Player vs. Backlog: February Update #1 - No Man's Sky, Privateer, Left 4 Dead 2
Played 2, Completed 1 so far in February.
No Man’s Sky
I spent the first 7 hours of No Man’s Sky just going along, following quest prompts, and feeling nothing at all like there was an infinite galaxy at my fingertips. It’s really an abysmal opening and unexpectedly so, after the praise I’d heard for the story that was added. It may be a good story; I wouldn’t know. It’s still an afterthought, and therefore fails to fulfil a critical mission of a game story: to hook the player and give them a reason and context for doing what they’re doing. So my first 7 hours were spent following quest objectives to gather materials and build a base in a pre-specified spot, with the thinnest of motivations in place, and with the game’s main selling point—explore an infinite galaxy—kept out of reach until the questline gave me the hyperdrive blueprint.
My next 8 hours were much better than the first.
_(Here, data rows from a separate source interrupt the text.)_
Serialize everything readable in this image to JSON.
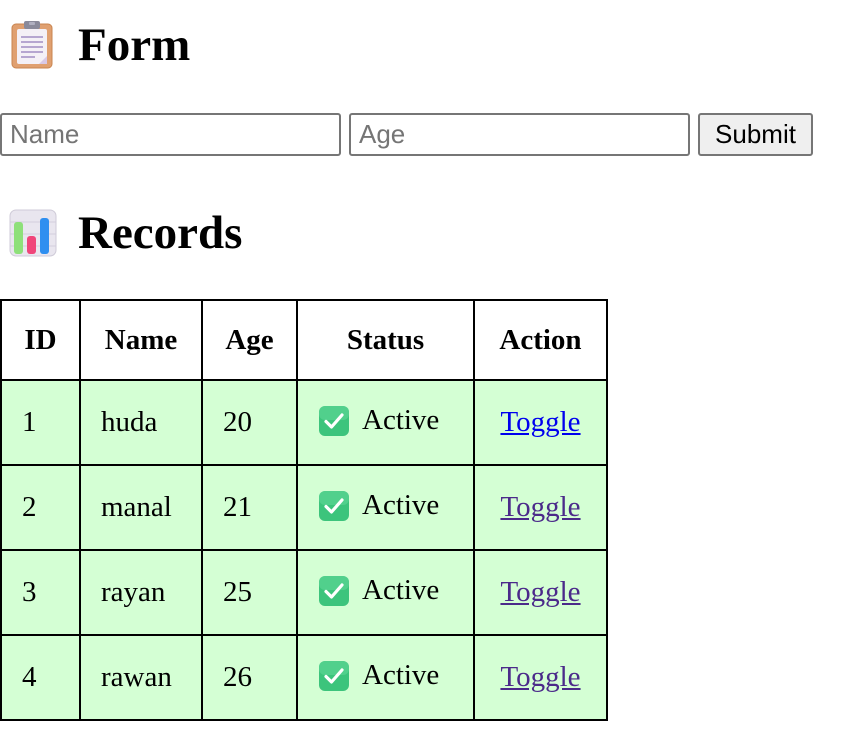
{
  "form_section": {
    "title": "Form",
    "icon": "clipboard-icon"
  },
  "form": {
    "name_placeholder": "Name",
    "name_value": "",
    "age_placeholder": "Age",
    "age_value": "",
    "submit_label": "Submit"
  },
  "records_section": {
    "title": "Records",
    "icon": "bar-chart-icon"
  },
  "table": {
    "headers": [
      "ID",
      "Name",
      "Age",
      "Status",
      "Action"
    ],
    "rows": [
      {
        "id": "1",
        "name": "huda",
        "age": "20",
        "status": "Active",
        "status_icon": "check-mark-button-icon",
        "action": "Toggle"
      },
      {
        "id": "2",
        "name": "manal",
        "age": "21",
        "status": "Active",
        "status_icon": "check-mark-button-icon",
        "action": "Toggle"
      },
      {
        "id": "3",
        "name": "rayan",
        "age": "25",
        "status": "Active",
        "status_icon": "check-mark-button-icon",
        "action": "Toggle"
      },
      {
        "id": "4",
        "name": "rawan",
        "age": "26",
        "status": "Active",
        "status_icon": "check-mark-button-icon",
        "action": "Toggle"
      }
    ]
  },
  "colors": {
    "row_background": "#d4ffd4",
    "link_unvisited": "#0000ee",
    "link_visited": "#4b2a8a",
    "check_green": "#3cc47c"
  }
}
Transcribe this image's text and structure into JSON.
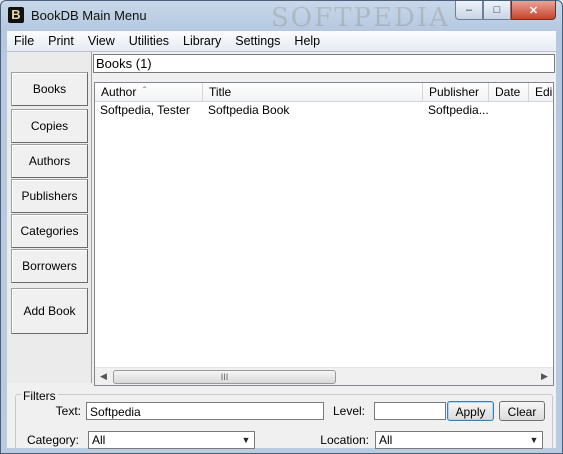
{
  "window": {
    "title": "BookDB Main Menu",
    "icon": "app-b-icon"
  },
  "caption_buttons": {
    "minimize": "–",
    "maximize": "□",
    "close": "✕"
  },
  "menu": [
    "File",
    "Print",
    "View",
    "Utilities",
    "Library",
    "Settings",
    "Help"
  ],
  "sidebar": [
    "Books",
    "Copies",
    "Authors",
    "Publishers",
    "Categories",
    "Borrowers",
    "Add Book"
  ],
  "header": {
    "label": "Books (1)"
  },
  "list": {
    "columns": [
      "Author",
      "Title",
      "Publisher",
      "Date",
      "Edi"
    ],
    "sort_indicator": "ˆ",
    "rows": [
      {
        "author": "Softpedia, Tester",
        "title": "Softpedia Book",
        "publisher": "Softpedia...",
        "date": "",
        "edition": ""
      }
    ]
  },
  "scrollbar": {
    "left": "◀",
    "right": "▶",
    "grip": "III"
  },
  "filters": {
    "legend": "Filters",
    "text_label": "Text:",
    "text_value": "Softpedia",
    "level_label": "Level:",
    "level_value": "",
    "apply": "Apply",
    "clear": "Clear",
    "category_label": "Category:",
    "category_value": "All",
    "location_label": "Location:",
    "location_value": "All",
    "dropdown_glyph": "▼"
  },
  "watermark": "SOFTPEDIA"
}
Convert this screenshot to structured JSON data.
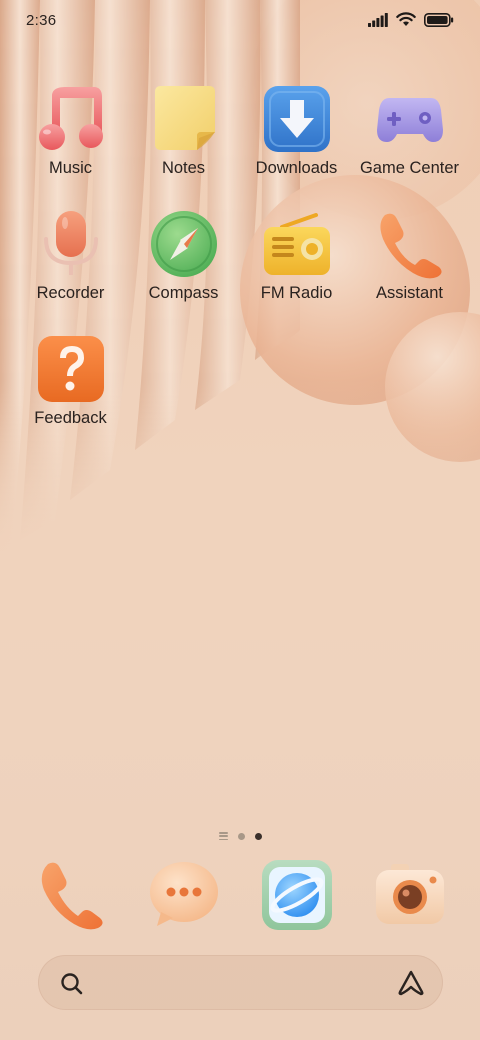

I still don’t have any interest in the story, and the world doesn’t make a lot of sense. (I have a Korvax character, but I can’t understand a word of Korvax, for example.) The missions are as generic as “collect X minerals” and “kill Y creatures.” But you can get into a rhythm of small cascading goals with it, discovering strange creatures, having close calls with sentinels, and thinking about your next ship upgrade, or how you’ll expand your base. That’s enough for me to keep dipping into No Man’s Sky throughout the year, even if it isn’t enough for me to commit to the dozens hours more it will take to “beat” it. I think it’s better that way. No Man’s Sky is the kind of game that frustrates when you try to get from point A to point B, but when you pop in for bit, relax, explore, and enjoy the moment-to-moment, it’s quite a bit of fun.
Wing Commander: Privateer
I confess that when it comes to video games of a certain age, I’m a shameless Philistine. When I was a kid, I loved when games came with reference cards, and the bigger the better. Same with manuals. These days, I simply don’t have time or patience to learn this control scheme, especially when I literally just played No Man’s Sky, which does many of these things and a few dozen more and which taught me its control scheme, more or less, entirely in game. The standards are simply different now, as is the technology that permits this. It’s not really Privateer’s fault.
Still, if the developers of No Man’s Sky want to push past the control scheme for a bit, I recommend they look at how Privateer begins. Okay, so it also doesn’t have a strong story start, but it does pretty much let you jump right into the action, picking up missions, buying valuable goods to resell, and just generally feeling like you’re playing Sid Meier’s pirates in space (but with more complicated controls and less personality) right from the off.
Man, you know what was a good space game? Star Control II (and the Ur-Quan Masters fan update.) There was a space game with story, personality, and (mostly) comprehensible controls. So I guess it isn’t just about old games vs. new after all.
Left 4 Dead 2
My wife and I played a lot of the original Left 4 Dead when we were first dating. Our first Valentine’s together, I ran back from the helicopter to help cover her escape and she left me to be devoured by a horde of zombies. And in the game.
Left 4 Dead 2 came out, and I don’t know why we didn’t play it. We didn’t find the time or we didn’t have the setup to play this kind of co-op game together. Maybe we’d just moved on to other games. Maybe we’d forgotten how much fun it could be.
Regardless, Left 4 Dead 2 is a brilliant game. It’s a blast co-op, where other players’ behavior can be your undoing as much as the zombies. It’s even a blast cranked down to easy, playing single-player with 3 AI companions at your side. There’s less chaos, but in its place is cathartic zombie killing. Individually, L4D’s zombies aren’t very threatening. They go down with a pop from a pistol. But in a horde, and coupled with the special zombie types that constrict movement, create pools of acid, charge into you, or ride you around, they are deadly enough.
My favorite campaign in Left 4 Dead 2 sees you making your way through a town as it’s starting to rain. Your objective is to get containers of diesel fuel for your boat. Once you have the fuel, you have to backtrack. On the way back comes the twist: the storm picks up and suddenly the places you travelled through previously are barely recognizable through torrential rain, while flooding forces you to find new paths through the terrain. Its one thing to take down the Tank; it’s quite another to take it down when you can’t see more than a few feet in front of you.
It’s a shame then that the experience is marred slightly by the presence of a custom server list on the title screen. Having the “Hentai Rape” server recommended to me repeatedly whenever I opened the game was, needless to say, unwelcome.